With advancements in digital-to-analog converter technologies, AWGs with sample rates close to 100 GSa/s are now commercially available. With their high sampling rates, wide analog bandwidths, and high spectral purity performance, AWGs have successfully replaced RF signal generators in some application areas.
However, RF signal generators still have several advantages over modern AWGs:
- Better dynamic range and out-of-band spur suppression
- Better phase noise performance
- More accurate and wider output power range
- Ability to adjust carrier frequency easily without waveform re-calculating
- External modulation inputs for custom I/Q signals
- Automatic level control circuit to achieve higher amplitude accuracy
Figure 4: AWGs can generate RF signals in different ways. Traditional vector signal generation relies on two-channel AWGs to generate quadrature baseband signals (I and Q). Modern high-speed AWGs can directly generate one or multiple dissimilar modulated signals
Function generators, also known as waveform generators, are versatile signal sources. They are simple to use and quick to set up. Function generators are ideal for generating low frequency signals where you need a “good enough” source for your lab prototypes. Function generators can also create arbitrary waveforms such as cardiac pulses, random noise, mechanical vibrations, and audio signals. Couple that with a low price point and you get the right amount of performance for the right price. If you need low frequency signals of 100 MHz or less, you will not go wrong by using a function generator.
Figure 5: Simulation of a noisy signal by superimposing noise on a clean signal with a function generator
AWGs are used in many applications to simulate real-life situations such as radar testing and optical communications. Even though AWGs are versatile signal, they are not the easiest signal to use. Waveform creation tools are required when using an AWG, and their complexity can be overwhelming. Ease-of-use is a key consideration if you are planning to use an AWG instead of the typical signal generator in your test.
The distinctions between signal sources are starting to blur with improvements in Digital-to-Analog (DAC) technologies and software. Selecting the right signal source for your application is no longer a straightforward affair. Specifications are an important consideration when selecting the right instrument. However, ease-of-use, cost, and software type should also inform your decision.

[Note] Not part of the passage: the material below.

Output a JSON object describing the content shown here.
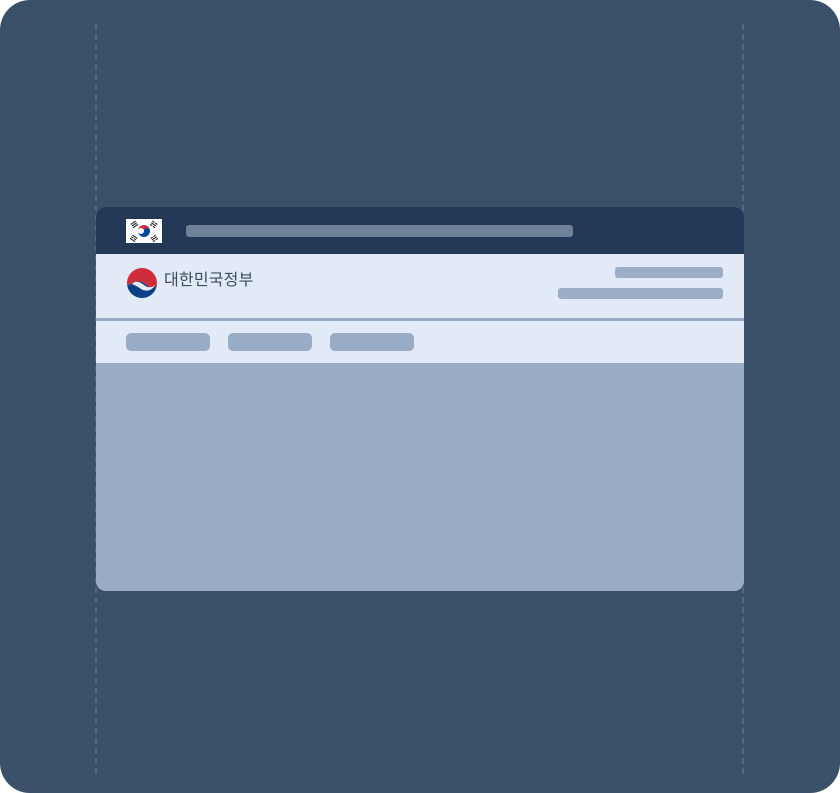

Want to learn more about the key specifications of signal generators and why they matter? Download the Essential Signal Generator Guide and 9 Best Practices for Optimizing Your Signal Generator.